Items from an interface collection:

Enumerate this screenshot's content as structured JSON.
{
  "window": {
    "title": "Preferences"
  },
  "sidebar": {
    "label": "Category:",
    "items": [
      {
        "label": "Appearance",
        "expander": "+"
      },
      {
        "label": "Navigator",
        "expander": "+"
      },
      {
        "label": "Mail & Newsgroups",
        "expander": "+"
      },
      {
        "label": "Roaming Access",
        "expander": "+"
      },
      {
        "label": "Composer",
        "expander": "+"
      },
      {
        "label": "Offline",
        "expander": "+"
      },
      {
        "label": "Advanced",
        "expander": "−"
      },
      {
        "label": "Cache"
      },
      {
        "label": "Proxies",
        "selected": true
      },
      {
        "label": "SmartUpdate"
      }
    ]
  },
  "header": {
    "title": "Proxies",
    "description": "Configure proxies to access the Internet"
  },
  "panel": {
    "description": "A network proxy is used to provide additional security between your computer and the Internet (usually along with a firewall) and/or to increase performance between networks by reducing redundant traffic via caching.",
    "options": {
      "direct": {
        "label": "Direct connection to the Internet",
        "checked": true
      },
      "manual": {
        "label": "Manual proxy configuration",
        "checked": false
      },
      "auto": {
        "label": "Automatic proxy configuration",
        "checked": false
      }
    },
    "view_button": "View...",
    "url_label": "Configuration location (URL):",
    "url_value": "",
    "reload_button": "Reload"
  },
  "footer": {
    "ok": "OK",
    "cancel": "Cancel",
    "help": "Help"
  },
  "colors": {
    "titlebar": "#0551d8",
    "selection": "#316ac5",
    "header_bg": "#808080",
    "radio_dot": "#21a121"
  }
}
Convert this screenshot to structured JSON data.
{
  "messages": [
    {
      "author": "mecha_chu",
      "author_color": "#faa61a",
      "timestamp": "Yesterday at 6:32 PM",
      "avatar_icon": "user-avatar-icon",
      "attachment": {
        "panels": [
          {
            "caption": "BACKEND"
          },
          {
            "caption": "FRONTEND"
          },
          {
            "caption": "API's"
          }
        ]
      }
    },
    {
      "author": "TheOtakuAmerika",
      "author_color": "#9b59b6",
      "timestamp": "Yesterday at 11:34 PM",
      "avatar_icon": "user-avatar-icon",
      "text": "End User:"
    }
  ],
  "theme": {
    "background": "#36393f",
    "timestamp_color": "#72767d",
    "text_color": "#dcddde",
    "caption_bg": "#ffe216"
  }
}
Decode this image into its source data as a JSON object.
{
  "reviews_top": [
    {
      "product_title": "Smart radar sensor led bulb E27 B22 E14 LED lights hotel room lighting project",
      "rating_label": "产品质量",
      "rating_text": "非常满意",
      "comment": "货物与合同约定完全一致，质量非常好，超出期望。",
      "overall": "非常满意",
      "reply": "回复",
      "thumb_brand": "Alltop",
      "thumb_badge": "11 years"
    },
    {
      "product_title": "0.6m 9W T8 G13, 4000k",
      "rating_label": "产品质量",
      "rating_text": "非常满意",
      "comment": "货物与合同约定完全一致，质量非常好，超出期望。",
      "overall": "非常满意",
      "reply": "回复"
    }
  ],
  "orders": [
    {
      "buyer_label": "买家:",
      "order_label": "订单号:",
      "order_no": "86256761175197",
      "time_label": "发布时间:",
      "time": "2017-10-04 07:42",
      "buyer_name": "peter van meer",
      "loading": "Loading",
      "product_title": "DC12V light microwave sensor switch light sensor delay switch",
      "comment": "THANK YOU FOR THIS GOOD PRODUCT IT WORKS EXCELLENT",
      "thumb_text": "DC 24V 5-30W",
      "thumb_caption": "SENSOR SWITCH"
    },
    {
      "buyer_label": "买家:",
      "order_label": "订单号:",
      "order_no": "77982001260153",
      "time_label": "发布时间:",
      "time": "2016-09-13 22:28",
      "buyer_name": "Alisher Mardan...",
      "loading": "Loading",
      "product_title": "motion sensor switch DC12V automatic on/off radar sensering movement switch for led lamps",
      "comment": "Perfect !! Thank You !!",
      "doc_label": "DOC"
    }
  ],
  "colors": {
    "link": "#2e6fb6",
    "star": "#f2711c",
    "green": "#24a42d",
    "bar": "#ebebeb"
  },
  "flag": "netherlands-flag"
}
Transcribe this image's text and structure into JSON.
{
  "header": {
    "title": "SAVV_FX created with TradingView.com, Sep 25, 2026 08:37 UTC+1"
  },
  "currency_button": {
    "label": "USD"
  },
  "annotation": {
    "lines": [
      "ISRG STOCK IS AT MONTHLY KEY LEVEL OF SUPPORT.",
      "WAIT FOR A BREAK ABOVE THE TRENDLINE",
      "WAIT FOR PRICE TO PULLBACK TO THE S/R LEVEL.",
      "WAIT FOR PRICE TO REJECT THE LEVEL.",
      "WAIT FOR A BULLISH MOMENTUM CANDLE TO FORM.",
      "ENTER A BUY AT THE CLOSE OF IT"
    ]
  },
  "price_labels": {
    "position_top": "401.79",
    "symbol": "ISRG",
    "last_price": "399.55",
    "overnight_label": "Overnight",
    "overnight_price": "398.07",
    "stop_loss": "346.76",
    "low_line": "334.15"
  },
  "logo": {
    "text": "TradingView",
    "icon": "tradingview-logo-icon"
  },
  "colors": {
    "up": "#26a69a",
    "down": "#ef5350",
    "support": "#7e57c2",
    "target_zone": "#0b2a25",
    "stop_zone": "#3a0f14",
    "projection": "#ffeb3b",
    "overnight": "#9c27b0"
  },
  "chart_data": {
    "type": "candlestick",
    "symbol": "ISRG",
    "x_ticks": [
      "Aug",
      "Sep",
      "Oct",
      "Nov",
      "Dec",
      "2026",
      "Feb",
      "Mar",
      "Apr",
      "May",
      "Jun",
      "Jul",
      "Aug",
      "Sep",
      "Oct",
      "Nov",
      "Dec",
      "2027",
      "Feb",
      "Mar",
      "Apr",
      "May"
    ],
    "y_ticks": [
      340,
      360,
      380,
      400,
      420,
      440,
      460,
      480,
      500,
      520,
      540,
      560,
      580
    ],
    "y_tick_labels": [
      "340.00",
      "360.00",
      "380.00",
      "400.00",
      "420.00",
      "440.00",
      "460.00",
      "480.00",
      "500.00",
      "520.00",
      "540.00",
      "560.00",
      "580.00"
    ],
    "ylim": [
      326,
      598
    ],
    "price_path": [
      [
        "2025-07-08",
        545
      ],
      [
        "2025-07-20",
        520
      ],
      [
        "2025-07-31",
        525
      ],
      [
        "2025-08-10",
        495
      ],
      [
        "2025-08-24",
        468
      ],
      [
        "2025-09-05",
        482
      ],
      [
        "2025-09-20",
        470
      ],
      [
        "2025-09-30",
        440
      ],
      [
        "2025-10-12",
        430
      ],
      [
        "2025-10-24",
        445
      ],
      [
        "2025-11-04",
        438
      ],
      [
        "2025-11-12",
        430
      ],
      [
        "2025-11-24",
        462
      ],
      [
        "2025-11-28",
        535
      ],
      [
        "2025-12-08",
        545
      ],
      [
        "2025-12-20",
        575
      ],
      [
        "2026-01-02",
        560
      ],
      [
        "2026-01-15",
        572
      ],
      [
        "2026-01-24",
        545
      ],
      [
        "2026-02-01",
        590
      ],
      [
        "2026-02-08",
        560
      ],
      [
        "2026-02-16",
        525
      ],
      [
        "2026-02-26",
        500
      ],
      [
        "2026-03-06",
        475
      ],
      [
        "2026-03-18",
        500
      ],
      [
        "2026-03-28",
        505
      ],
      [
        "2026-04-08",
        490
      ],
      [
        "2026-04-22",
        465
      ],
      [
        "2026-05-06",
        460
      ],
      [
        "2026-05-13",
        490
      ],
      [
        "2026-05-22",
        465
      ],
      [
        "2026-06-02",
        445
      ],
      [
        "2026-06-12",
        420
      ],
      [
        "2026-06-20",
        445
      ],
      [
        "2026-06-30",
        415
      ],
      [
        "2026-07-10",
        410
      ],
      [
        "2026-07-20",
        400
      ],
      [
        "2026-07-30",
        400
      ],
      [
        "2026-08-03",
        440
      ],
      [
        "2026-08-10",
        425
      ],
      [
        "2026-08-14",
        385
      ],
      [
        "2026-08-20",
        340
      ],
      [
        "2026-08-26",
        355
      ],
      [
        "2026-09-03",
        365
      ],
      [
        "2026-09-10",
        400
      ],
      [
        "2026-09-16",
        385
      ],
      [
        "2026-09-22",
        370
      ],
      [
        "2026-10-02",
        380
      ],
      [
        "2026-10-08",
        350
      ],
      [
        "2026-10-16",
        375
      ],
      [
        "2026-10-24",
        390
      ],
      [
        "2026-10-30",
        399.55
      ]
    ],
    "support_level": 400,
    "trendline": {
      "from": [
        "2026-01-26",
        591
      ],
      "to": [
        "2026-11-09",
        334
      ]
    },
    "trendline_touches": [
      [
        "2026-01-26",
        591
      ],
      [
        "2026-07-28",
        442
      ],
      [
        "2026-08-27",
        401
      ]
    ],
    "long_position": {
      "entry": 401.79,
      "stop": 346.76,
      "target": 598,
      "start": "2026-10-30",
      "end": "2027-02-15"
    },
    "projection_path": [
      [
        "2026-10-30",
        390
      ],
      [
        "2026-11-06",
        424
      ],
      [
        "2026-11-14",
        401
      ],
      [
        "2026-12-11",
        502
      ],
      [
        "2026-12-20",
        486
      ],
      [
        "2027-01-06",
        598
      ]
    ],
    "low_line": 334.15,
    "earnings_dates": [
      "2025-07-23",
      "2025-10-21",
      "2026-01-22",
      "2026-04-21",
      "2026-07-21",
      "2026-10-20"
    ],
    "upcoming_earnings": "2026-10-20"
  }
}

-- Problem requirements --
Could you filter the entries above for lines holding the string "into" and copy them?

-- Task solution --
Decode this image into its source data as a JSON object.
Transcribe this image's text and structure into JSON.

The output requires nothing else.